  • Covering mouth and nose with a cloth face cover when around others
  • Covering coughs and sneezes
  • Cleaning and disinfecting frequently touched surfaces daily

 

Family, Children and Pets

Q: What steps can my family take ot reduce the risk of getting COVID-19? 

Practice everyday preventive actions to help reduce your risk of getting sick and remind everyone in your home to do the same. These actions are especially important for older adults and people who have severe chronic medical conditions:

  • Avoid close contact with people who are sick.
  • Stay home when you are sick, except to get medical care.
  • Cover your coughs and sneezes with a tissue and throw the tissue in the trash.
  • Wash your hands often with soap and water for at least 20 seconds, especially after blowing your nose, coughing, or sneezing; going to the bathroom; and before eating or preparing food.
  • If soap and water are not readily available, use an alcohol-based hand sanitizer with at least 60% alcohol. Always wash hands with soap and water if hands are visibly dirty.
  • Clean and disinfect frequently touched surfaces and objects (e.g., tables, countertops, light switches, doorknobs, and cabinet handles).
  • Launder items, including washable plush toys, as appropriate and in accordance with the manufacturer’s instructions. If possible, launder items using the warmest appropriate water setting for the items and dry items completely. Dirty laundry from an ill person can be washed with other people’s items.

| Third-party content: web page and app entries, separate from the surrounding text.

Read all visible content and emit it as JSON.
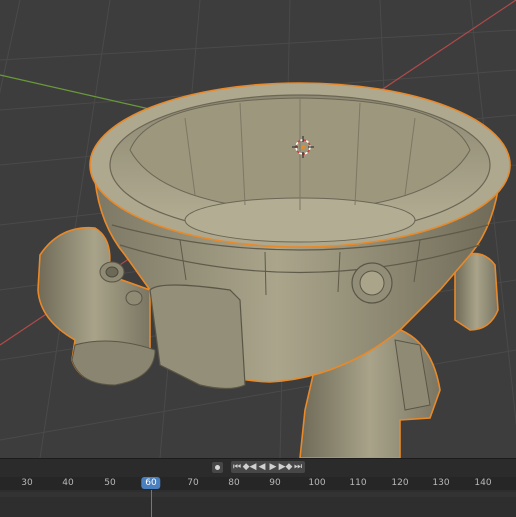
{
  "timeline": {
    "frame_labels": [
      "30",
      "40",
      "50",
      "60",
      "70",
      "80",
      "90",
      "100",
      "110",
      "120",
      "130",
      "140"
    ],
    "current_frame": "60",
    "transport": {
      "record": "record-keyframe",
      "jump_start": "⏮",
      "prev_key": "◆◀",
      "play_reverse": "◀",
      "play": "▶",
      "next_key": "▶◆",
      "jump_end": "⏭"
    }
  },
  "colors": {
    "viewport_bg": "#3d3d3d",
    "grid": "#4a4a4a",
    "x_axis": "#b04a4a",
    "y_axis": "#6a9a3a",
    "selection_outline": "#e8892a",
    "model_fill": "#a59f86",
    "playhead": "#4a7fc0"
  }
}
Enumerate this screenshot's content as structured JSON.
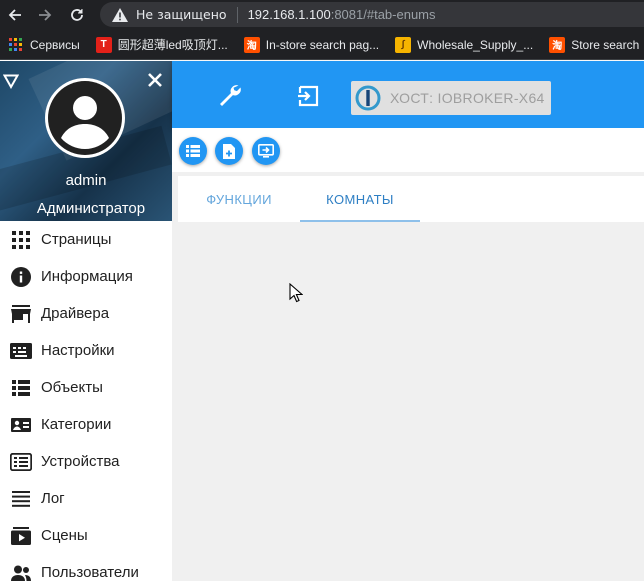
{
  "browser": {
    "security_label": "Не защищено",
    "url_host": "192.168.1.100",
    "url_rest": ":8081/#tab-enums",
    "bookmarks": [
      {
        "label": "Сервисы",
        "icon": "apps-grid-icon"
      },
      {
        "label": "圆形超薄led吸顶灯...",
        "icon": "t-brand-icon",
        "color": "#e32119"
      },
      {
        "label": "In-store search pag...",
        "icon": "taobao-icon",
        "color": "#ff5000"
      },
      {
        "label": "Wholesale_Supply_...",
        "icon": "folder-icon",
        "color": "#f6b400"
      },
      {
        "label": "Store search",
        "icon": "taobao-icon",
        "color": "#ff5000"
      }
    ]
  },
  "user": {
    "name": "admin",
    "role": "Администратор"
  },
  "menu": {
    "items": [
      {
        "label": "Страницы",
        "icon": "grid-icon"
      },
      {
        "label": "Информация",
        "icon": "info-icon"
      },
      {
        "label": "Драйвера",
        "icon": "store-icon"
      },
      {
        "label": "Настройки",
        "icon": "keyboard-icon"
      },
      {
        "label": "Объекты",
        "icon": "list-icon"
      },
      {
        "label": "Категории",
        "icon": "category-card-icon"
      },
      {
        "label": "Устройства",
        "icon": "device-list-icon"
      },
      {
        "label": "Лог",
        "icon": "log-lines-icon"
      },
      {
        "label": "Сцены",
        "icon": "scene-icon"
      },
      {
        "label": "Пользователи",
        "icon": "users-icon"
      }
    ]
  },
  "topbar": {
    "host_label": "ХОСТ: IOBROKER-X64"
  },
  "tabs": [
    {
      "label": "ФУНКЦИИ",
      "active": false
    },
    {
      "label": "КОМНАТЫ",
      "active": true
    }
  ],
  "colors": {
    "primary": "#2196f3",
    "browser_dark": "#202124",
    "tab_text": "#64a6dc",
    "content_bg": "#f0f0f0"
  }
}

Q: How can I protect my child from COVID-19 infection?

You can encourage your child to help stop the spread of COVID-19 by teaching them to do the same things everyone should do to stay healthy.

  • Avoid close contact with people who are sick.
  • Stay home when you are sick, except to get medical care.
  • Cover your coughs and sneezes with a tissue and throw the tissue in the trash.
  • Wash your hands often with soap and water for at least 20 seconds.
  • If soap and water are not readily available, use an alcohol-based hand sanitizer with at least 60% alcohol.
  • Clean and disinfect frequently touched surfaces and objects, like tables, countertops, light switches, doorknobs, and cabinet handles).

You can find additional information on preventing COVID-19 at How to Protect Yourself & Others. Additional information on how COVID-19 is spread is available at How COVID-19 Spreads.

More information on Keeping Children Healthy during the COVID-19 Outbreak is available online.

Q: Can I get COVID-19 from my pets or other animals?

At this time, there is no evidence that animals play a significant role in spreading the virus that causes COVID-19. Based on the limited information available to date, the risk of animals spreading COVID-19 to people is considered to be low.  A small number of pets have been reported to be infected with the virus that causes COVID-19, mostly after contact with people with COVID-19.

Pets have other types of coronaviruses that can make them sick, like canine and feline coronaviruses. These other coronaviruses cannot infect people and are not related to the current COVID-19 outbreak.

However, since animals can spread other diseases to people, it’s always a good idea to practice healthy habits around pets and other animals, such as washing your hands and maintaining good hygiene. For more information on the many benefits of pet ownership, as well as staying safe and healthy around animals including pets, livestock, and wildlife, visit CDC’s Healthy Pets, Healthy People website.

 

For more answers to frequently asked questions, visit the CDC's FAQ page.